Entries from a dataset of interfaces
>>>

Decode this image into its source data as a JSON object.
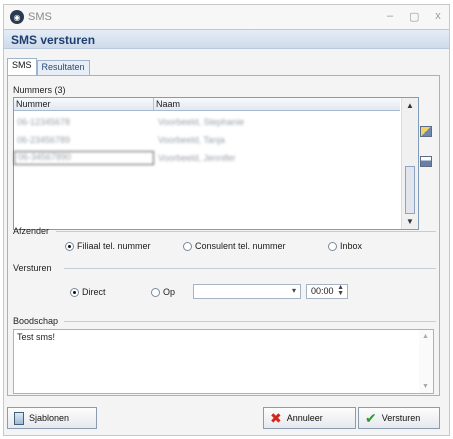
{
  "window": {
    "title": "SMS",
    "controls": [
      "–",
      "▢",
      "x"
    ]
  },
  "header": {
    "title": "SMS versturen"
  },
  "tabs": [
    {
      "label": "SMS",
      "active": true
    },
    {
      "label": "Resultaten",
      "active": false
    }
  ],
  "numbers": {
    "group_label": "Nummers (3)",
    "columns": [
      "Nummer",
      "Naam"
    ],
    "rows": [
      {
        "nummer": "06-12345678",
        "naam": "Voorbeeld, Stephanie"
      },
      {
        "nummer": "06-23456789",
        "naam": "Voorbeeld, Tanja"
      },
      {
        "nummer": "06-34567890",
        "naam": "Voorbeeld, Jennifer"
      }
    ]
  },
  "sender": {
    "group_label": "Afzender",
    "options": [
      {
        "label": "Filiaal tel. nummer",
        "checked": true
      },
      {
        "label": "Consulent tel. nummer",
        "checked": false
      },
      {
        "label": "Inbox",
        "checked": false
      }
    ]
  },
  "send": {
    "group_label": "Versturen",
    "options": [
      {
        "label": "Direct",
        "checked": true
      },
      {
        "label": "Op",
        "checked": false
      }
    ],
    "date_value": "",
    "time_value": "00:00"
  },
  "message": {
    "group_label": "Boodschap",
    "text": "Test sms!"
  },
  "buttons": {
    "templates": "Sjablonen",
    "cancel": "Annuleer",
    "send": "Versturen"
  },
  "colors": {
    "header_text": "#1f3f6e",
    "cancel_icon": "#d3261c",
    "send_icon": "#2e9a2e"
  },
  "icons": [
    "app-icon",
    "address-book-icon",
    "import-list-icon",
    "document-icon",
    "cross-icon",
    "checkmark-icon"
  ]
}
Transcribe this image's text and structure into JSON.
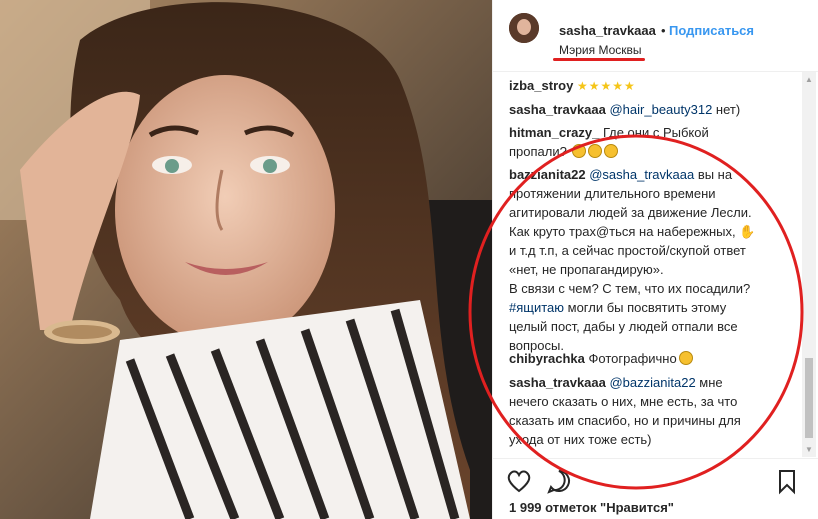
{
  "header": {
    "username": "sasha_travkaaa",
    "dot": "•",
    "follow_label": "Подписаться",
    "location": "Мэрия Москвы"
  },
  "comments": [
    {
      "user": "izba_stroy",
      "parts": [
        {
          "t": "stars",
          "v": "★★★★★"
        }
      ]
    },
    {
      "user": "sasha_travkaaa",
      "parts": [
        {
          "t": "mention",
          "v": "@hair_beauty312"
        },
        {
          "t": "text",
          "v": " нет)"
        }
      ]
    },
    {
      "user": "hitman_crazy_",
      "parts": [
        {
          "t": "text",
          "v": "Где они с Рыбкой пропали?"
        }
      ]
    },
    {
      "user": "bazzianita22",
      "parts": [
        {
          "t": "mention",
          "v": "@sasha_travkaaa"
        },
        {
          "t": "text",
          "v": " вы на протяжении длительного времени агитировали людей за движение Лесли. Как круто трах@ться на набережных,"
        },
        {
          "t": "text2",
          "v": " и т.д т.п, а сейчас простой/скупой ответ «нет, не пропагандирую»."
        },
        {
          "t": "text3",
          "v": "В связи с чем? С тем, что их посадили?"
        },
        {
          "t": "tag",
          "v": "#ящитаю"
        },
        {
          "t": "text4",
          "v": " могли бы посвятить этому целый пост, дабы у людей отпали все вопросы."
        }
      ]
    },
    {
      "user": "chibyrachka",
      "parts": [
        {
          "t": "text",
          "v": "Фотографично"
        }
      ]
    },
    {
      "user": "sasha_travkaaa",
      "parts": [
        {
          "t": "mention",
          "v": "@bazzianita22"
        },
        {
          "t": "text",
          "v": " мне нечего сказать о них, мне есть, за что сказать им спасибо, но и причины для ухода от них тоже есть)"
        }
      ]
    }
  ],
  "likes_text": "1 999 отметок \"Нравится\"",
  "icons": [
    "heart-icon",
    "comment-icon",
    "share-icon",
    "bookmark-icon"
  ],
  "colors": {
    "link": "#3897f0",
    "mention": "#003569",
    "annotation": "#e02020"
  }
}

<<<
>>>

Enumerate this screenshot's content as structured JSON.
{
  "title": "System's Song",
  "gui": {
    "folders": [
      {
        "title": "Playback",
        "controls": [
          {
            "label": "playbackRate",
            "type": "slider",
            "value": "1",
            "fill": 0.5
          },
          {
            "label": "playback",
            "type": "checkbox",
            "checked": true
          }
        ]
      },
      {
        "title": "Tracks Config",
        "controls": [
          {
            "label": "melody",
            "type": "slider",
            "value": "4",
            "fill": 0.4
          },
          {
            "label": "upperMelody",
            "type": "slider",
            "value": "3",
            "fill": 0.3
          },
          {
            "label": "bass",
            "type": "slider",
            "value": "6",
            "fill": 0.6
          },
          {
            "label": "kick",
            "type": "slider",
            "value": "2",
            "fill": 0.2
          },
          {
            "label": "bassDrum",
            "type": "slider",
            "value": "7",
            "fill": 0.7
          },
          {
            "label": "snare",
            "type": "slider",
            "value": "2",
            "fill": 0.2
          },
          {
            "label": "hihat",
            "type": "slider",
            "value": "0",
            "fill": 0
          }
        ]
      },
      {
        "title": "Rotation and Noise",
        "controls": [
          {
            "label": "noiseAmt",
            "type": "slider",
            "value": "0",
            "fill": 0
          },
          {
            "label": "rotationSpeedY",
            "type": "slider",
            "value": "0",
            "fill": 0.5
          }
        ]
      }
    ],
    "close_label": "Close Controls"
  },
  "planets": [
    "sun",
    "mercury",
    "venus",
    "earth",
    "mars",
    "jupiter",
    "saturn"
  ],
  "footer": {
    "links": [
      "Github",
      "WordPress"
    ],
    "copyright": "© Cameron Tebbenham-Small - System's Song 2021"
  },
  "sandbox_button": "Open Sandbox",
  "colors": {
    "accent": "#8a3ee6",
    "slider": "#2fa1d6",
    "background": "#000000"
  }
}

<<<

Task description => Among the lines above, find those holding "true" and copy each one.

Response area =>
      "active": true
        "checked": true
        "checked": true
            "checked": true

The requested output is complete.